*** Opening of Working data ***

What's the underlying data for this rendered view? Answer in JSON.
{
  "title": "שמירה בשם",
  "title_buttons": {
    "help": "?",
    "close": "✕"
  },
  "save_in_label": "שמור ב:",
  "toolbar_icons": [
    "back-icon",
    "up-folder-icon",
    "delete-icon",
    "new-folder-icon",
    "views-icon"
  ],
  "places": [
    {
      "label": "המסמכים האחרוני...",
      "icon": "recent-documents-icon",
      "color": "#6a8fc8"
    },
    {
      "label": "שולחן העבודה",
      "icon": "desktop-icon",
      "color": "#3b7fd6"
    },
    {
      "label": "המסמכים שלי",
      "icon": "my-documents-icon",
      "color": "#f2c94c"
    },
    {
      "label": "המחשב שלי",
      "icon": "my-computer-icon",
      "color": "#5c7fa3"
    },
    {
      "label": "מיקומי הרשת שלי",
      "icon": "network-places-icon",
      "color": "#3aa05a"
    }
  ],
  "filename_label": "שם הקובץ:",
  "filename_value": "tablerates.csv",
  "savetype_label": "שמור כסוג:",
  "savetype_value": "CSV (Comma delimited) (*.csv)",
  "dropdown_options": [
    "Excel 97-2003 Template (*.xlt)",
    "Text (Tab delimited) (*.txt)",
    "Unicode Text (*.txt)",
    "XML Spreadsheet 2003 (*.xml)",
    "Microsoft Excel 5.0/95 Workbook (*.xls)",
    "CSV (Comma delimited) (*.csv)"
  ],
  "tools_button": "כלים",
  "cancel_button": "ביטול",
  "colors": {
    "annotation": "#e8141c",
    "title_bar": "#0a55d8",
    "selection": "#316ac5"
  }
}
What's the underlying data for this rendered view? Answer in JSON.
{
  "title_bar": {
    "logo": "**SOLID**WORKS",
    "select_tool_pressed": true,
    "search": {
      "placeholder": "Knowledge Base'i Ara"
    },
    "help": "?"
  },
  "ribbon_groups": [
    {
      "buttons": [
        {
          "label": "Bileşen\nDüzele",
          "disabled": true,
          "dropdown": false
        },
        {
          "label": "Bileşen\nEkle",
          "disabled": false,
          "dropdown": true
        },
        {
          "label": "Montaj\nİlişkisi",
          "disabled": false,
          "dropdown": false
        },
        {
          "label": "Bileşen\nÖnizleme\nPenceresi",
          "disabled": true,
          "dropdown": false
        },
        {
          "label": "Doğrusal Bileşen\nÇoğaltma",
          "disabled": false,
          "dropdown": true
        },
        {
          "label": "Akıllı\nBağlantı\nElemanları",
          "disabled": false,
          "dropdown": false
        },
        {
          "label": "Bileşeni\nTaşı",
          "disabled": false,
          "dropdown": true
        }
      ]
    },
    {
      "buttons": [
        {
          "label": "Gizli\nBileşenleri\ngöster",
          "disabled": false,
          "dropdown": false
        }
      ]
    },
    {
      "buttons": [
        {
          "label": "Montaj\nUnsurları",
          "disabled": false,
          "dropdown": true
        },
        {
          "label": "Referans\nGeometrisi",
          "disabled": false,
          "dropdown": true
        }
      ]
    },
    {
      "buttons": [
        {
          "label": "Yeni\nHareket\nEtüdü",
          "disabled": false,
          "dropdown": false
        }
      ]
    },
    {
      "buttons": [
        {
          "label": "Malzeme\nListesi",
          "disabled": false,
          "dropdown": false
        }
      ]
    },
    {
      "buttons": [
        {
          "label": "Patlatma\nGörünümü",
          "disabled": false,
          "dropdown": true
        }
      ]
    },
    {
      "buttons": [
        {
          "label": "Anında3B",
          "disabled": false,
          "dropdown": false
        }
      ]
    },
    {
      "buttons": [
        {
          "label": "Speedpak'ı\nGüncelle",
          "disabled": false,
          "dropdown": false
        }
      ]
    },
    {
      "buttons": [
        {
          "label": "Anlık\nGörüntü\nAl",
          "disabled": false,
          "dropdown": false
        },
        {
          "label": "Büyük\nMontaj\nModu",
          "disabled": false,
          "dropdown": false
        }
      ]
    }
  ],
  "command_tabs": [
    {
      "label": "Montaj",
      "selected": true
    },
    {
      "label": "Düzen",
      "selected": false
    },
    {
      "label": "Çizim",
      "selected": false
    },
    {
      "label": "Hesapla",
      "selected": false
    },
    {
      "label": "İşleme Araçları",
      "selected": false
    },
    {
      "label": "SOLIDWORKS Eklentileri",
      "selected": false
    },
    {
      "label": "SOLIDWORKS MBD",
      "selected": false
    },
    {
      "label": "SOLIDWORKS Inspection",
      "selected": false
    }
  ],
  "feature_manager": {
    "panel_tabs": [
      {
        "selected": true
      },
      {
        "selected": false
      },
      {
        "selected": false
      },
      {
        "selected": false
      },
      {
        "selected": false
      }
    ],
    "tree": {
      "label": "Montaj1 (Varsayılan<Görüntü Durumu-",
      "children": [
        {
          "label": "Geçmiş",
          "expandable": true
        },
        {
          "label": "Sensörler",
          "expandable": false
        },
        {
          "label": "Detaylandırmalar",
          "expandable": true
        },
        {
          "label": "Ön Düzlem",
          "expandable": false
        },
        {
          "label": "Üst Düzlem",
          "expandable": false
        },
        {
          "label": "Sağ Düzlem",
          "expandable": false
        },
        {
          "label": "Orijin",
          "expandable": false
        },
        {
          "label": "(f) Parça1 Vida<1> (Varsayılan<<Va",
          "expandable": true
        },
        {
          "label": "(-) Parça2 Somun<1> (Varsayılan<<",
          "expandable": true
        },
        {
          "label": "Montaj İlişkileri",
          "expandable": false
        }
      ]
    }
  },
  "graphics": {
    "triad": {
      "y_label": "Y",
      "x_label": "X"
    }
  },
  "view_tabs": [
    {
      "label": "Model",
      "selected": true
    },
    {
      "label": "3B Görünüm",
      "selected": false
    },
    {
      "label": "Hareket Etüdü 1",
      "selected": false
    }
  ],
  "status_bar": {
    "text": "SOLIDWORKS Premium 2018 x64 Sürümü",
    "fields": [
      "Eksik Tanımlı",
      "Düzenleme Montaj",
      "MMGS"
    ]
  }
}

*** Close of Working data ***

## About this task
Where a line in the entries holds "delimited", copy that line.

## Exercise answer
  "savetype_value": "CSV (Comma delimited) (*.csv)",
    "Text (Tab delimited) (*.txt)",
    "CSV (Comma delimited) (*.csv)"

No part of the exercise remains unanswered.